──────── Excerpted records
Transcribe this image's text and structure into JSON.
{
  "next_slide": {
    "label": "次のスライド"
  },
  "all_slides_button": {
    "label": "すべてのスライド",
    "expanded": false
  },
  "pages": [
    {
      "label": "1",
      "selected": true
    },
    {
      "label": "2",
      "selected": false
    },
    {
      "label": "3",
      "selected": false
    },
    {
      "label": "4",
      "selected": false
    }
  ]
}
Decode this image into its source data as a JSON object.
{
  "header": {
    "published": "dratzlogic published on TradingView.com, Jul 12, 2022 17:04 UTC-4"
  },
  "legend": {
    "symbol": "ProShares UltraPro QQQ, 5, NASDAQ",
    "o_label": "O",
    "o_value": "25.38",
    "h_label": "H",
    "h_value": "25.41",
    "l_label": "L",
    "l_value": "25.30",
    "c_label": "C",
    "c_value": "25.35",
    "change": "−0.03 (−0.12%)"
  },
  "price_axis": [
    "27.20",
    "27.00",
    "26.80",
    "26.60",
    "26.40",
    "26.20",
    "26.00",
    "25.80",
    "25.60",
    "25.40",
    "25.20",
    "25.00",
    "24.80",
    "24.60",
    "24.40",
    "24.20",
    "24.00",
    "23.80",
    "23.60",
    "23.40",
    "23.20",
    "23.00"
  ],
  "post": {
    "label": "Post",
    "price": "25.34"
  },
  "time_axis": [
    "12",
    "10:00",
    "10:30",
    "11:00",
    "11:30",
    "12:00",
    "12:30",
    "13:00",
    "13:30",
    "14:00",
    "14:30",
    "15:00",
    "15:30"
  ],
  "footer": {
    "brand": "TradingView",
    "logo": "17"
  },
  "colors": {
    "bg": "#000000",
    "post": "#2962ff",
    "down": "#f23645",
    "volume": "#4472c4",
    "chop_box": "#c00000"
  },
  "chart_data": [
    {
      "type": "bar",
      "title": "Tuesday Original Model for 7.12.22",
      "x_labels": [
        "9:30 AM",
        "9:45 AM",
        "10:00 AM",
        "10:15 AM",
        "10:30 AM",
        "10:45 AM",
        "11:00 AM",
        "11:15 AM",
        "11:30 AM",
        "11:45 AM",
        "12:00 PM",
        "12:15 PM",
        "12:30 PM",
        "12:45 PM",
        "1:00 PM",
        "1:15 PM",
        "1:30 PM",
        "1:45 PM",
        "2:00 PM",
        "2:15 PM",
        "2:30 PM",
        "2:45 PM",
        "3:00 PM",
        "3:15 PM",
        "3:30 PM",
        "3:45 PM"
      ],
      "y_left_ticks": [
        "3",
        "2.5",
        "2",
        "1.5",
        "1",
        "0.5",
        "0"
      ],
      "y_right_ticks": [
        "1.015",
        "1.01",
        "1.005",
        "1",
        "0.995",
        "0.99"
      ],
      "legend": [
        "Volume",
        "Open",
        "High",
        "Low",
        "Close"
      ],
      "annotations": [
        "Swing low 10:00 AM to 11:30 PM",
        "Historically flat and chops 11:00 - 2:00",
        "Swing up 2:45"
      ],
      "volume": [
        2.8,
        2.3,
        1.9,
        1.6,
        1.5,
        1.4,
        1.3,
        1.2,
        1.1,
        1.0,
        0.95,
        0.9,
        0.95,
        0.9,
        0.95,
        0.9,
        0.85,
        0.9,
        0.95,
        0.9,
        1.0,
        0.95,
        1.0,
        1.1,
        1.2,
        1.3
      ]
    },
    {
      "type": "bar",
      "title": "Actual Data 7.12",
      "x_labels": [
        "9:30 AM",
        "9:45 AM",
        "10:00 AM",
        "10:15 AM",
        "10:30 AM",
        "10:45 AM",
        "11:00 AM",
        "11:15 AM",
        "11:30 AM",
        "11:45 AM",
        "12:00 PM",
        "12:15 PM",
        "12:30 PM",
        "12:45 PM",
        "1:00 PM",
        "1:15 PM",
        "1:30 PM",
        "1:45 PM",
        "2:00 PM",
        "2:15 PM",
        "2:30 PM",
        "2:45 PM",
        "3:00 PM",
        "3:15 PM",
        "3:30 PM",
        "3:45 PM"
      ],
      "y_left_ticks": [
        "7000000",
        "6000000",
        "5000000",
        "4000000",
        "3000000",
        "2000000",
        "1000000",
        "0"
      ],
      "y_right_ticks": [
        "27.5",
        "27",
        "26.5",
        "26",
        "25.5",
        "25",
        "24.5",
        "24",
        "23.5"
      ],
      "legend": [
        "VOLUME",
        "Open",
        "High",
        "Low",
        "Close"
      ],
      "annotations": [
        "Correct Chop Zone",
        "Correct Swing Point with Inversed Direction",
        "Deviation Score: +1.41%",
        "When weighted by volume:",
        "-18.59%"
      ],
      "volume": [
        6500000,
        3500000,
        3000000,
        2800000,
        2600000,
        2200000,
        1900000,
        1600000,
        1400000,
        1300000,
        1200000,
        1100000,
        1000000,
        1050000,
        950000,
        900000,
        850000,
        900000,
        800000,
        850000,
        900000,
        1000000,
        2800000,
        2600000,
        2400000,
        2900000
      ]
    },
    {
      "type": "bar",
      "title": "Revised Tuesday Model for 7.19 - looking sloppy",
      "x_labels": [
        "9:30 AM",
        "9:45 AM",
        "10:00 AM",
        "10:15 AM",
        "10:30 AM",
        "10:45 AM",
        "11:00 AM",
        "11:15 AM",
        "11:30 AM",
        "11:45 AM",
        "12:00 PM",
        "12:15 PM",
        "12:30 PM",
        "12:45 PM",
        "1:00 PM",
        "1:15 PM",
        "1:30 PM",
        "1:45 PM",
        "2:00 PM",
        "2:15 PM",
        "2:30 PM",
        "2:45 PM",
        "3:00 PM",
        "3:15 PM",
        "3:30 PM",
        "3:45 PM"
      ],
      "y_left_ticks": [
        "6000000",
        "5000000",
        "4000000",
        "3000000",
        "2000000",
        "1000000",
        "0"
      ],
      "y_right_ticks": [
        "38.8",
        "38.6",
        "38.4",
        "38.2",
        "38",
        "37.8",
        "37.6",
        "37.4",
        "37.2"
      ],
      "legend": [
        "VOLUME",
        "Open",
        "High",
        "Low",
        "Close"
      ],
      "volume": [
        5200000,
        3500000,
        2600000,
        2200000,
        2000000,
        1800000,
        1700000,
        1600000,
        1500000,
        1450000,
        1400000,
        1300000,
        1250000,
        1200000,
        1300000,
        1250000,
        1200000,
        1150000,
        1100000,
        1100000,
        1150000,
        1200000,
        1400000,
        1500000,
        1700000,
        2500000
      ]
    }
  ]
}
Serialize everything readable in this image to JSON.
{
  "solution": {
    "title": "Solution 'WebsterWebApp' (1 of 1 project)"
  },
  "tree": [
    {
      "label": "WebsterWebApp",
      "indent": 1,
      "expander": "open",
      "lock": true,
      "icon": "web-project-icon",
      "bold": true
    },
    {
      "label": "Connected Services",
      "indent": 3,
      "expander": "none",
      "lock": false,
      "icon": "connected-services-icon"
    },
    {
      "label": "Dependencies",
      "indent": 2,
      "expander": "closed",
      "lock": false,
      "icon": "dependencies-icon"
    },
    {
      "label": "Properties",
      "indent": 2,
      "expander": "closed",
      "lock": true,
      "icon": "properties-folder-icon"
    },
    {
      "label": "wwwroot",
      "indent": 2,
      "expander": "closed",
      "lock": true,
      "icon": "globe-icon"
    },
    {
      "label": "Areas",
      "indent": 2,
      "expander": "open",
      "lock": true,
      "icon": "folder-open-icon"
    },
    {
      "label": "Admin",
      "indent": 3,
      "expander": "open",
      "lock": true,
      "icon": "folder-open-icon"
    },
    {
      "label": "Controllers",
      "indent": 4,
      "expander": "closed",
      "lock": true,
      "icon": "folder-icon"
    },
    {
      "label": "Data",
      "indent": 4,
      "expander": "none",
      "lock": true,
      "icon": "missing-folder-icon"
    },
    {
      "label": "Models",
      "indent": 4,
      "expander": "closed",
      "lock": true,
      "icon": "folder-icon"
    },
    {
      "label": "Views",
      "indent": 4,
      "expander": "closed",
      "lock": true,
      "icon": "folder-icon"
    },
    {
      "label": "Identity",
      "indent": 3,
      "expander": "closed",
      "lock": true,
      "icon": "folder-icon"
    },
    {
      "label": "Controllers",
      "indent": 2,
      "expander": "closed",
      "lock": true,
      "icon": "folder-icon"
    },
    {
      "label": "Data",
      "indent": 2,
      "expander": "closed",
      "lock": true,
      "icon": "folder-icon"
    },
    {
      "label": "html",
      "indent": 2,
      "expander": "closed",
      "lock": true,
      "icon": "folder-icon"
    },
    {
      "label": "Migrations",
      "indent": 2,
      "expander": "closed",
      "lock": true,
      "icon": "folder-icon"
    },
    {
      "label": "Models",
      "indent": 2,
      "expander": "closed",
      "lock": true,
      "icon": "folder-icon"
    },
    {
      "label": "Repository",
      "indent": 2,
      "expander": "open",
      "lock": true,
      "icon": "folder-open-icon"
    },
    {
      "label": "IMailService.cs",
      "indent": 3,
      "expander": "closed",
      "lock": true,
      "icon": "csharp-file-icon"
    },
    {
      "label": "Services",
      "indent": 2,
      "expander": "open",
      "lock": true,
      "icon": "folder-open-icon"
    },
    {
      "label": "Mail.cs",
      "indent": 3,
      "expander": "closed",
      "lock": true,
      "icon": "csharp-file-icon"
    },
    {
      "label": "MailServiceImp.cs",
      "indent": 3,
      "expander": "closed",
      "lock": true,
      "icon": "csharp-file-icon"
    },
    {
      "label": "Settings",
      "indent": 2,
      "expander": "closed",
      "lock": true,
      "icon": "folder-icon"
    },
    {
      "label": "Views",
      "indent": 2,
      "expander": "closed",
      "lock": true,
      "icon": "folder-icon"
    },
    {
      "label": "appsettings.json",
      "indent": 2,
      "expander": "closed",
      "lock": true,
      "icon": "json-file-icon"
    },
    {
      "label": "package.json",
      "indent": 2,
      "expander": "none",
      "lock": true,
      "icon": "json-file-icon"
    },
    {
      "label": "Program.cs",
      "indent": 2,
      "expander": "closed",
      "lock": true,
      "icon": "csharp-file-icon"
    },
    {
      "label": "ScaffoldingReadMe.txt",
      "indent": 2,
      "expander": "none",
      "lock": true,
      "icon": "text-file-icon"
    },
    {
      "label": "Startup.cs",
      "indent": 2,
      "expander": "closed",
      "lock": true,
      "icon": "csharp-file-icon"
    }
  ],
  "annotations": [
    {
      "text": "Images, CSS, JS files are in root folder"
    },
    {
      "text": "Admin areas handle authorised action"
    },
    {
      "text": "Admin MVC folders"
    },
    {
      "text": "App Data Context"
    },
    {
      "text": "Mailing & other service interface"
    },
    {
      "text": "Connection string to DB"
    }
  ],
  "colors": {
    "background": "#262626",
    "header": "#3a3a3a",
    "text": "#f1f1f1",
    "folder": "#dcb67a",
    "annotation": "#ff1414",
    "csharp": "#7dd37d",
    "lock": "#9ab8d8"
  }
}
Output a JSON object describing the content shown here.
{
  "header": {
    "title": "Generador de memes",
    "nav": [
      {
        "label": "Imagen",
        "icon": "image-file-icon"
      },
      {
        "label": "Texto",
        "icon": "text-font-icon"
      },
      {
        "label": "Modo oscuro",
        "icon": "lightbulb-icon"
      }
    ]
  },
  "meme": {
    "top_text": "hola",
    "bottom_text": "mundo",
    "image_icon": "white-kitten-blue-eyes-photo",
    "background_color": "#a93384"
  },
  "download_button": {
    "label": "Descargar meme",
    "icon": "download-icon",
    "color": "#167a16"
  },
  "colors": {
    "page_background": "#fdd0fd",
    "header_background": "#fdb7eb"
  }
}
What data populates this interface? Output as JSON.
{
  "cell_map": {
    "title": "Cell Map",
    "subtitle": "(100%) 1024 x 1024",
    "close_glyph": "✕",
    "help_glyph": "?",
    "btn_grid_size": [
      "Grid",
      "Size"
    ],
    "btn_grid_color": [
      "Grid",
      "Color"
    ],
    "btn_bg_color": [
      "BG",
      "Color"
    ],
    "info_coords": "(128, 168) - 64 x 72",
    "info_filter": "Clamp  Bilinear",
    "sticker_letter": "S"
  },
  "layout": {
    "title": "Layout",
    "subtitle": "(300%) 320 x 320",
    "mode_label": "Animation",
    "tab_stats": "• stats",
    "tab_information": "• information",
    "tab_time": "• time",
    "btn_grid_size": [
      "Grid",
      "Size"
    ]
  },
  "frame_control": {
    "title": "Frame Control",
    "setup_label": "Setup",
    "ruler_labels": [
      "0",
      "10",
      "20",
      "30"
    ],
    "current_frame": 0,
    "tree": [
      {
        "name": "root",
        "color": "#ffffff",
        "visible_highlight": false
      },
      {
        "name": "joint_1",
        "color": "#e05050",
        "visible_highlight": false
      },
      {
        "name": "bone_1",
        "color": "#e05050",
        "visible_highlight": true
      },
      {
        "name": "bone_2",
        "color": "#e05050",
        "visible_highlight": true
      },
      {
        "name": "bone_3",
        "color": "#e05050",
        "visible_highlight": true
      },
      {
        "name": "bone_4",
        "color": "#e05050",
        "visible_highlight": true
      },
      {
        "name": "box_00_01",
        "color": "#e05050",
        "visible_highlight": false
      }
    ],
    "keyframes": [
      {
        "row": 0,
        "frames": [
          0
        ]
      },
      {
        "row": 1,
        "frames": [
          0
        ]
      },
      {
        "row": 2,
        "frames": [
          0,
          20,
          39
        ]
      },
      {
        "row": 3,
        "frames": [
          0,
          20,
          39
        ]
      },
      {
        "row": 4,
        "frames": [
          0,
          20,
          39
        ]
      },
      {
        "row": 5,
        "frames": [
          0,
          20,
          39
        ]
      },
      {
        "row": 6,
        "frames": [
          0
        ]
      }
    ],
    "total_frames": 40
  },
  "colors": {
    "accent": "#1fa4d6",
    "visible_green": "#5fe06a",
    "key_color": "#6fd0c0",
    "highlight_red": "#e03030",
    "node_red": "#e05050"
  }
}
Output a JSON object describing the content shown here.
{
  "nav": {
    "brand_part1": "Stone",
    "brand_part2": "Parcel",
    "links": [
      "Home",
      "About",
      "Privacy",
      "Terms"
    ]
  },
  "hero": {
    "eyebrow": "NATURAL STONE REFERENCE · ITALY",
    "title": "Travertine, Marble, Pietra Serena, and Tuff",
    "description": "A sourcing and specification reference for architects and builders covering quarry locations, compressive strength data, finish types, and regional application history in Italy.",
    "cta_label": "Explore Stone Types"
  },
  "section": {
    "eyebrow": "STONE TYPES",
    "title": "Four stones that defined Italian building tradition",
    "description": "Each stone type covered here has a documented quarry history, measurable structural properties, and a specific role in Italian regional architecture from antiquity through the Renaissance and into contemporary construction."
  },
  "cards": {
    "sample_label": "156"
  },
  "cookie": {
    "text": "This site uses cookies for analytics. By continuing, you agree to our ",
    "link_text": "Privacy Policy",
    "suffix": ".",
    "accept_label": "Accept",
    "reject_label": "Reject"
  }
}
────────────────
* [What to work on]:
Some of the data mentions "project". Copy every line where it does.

* [Worked solution]:
    "title": "Solution 'WebsterWebApp' (1 of 1 project)"
      "icon": "web-project-icon",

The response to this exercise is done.